We would expect that if there was any moral outrage to have over the treatment of cultured neural tissue, it would occur in an art gallery. Something about an art gallery sensitizes us to the well-being of critters we might not usually care about – as in the case of Garnet Hertz's Cockroach Controlled Mobile Robot (a three wheeled robot about half the size of R2D2, driven by a Madagascar hissing cockroach) – and to cry out over events that we might otherwise willfully ignore or even accept as routine – as in Guillermo Vargas's infamous “You Are What You Read,” (where a starving dog was taken off the street and brought into a gallery) [1].  Instead, when neural tissue is given a robotic body and placed on display (sometimes remotely) in an art gallery, most responses seem to focus on the ambiguous nature of the works.  Artist Stephane Dumas wrote, referring to MEArt (a drawing robot controlled by a culture of rat brain cells), that “the public can experience the drawing activity and at the same time sense the presence of its remote initiator, the brain [2],” implying a felt mental presence associated with the biological components of the work.  However, Dr. Stuart Bunt, one of the scientists who worked on Fish and Chips (a precursor to MEArt that used tissue taken from fish rather than rats), wrote that “many viewers of Fish and Chips embodied it with impossible sentience and feared it unnecessarily [3],” indicating that the attributed mental life (and implied moral obligations towards it) was an illusion constructed by the framing of the piece. This contradiction between the audience and creator's interpretation of these pieces is reflected in Dumas's assertion that embodied neural bioart (here referring to Silent Barrage, which featured a distributed robotic body that audience members could walk through) “is a work in progress that raises more questions about the relationship between neural mechanisms and creative consciousness than it answers [2].”  This ambiguity is even praised by artist Paul Vanouse, who states that “MEArt's creators have cleverly designed their thought-provoking apparatus to maximize cognitive dissonance [4],” while Emma McRae describes MEArt as an example of one of “an infinite multiplicity of agencies [5]” that don't fit into well established categories, which  humans must learn to share the world with [6].

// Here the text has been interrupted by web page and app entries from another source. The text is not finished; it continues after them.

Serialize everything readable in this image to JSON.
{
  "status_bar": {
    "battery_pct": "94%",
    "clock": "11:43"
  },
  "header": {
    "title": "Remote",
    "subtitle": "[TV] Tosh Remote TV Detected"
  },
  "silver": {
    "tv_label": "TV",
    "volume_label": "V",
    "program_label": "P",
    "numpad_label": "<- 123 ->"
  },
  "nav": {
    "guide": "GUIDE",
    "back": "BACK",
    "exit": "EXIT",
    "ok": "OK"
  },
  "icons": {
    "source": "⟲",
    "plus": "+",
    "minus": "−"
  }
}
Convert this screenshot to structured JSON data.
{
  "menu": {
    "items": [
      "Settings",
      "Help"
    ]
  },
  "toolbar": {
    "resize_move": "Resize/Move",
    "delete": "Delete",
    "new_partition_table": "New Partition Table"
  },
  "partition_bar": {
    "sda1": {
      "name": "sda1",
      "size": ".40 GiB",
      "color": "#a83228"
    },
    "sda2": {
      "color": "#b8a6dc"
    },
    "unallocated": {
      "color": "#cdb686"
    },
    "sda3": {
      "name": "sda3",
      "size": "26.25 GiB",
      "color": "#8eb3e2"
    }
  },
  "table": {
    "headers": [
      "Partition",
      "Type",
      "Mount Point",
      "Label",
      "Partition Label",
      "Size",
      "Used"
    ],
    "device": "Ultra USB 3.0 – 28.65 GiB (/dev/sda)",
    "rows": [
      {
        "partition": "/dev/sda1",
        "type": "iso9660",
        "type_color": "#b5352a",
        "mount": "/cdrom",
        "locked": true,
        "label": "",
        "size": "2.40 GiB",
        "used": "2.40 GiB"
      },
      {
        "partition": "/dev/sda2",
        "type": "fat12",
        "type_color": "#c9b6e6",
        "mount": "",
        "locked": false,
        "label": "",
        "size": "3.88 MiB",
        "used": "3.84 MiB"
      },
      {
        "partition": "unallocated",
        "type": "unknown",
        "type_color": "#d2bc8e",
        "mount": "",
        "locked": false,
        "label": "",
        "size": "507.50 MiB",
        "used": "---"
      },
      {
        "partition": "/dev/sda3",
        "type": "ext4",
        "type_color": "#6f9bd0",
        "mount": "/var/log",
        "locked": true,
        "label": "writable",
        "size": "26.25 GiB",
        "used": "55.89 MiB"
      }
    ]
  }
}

Tuesday, August 6, 2013

Intervening in the brain: with what benefit?

By Hannah Maslen, DPhil and Julian Savulescu, PhD

Hannah Maslen is based at the Oxford Martin School, University of Oxford

Julian Savulescu is Uehiro Professor of Practical Ethics at the University of Oxford, Fellow of St Cross College, Oxford and the Director of the Oxford Uehiro Centre for Practical Ethics. He is also a member of the AJOB Neuroscience editorial board.

Novel neurotechnologies
Last week, Nuffield Council on Bioethics released its report entitled Novel neurotechnologies: intervening in the brain. The aim of the report is to provide a reflective assessment of the ethical and social issues raised by the development and use of new brain intervention technologies. The technologies that the report examines include transcranial brain stimulation, deep brain stimulation, brain-computer interfaces and neural stem cell therapies. Having constructed and defended an ethical framework to navigate the ethical and social concerns raised by novel neurotechnologies, the report proceeds to discuss 1) the care of the patients and participants undergoing interventions, 2) what makes research and innovation in neurotechnologies responsible research and innovation, and 3) how novel neurotechnologies should be regulated.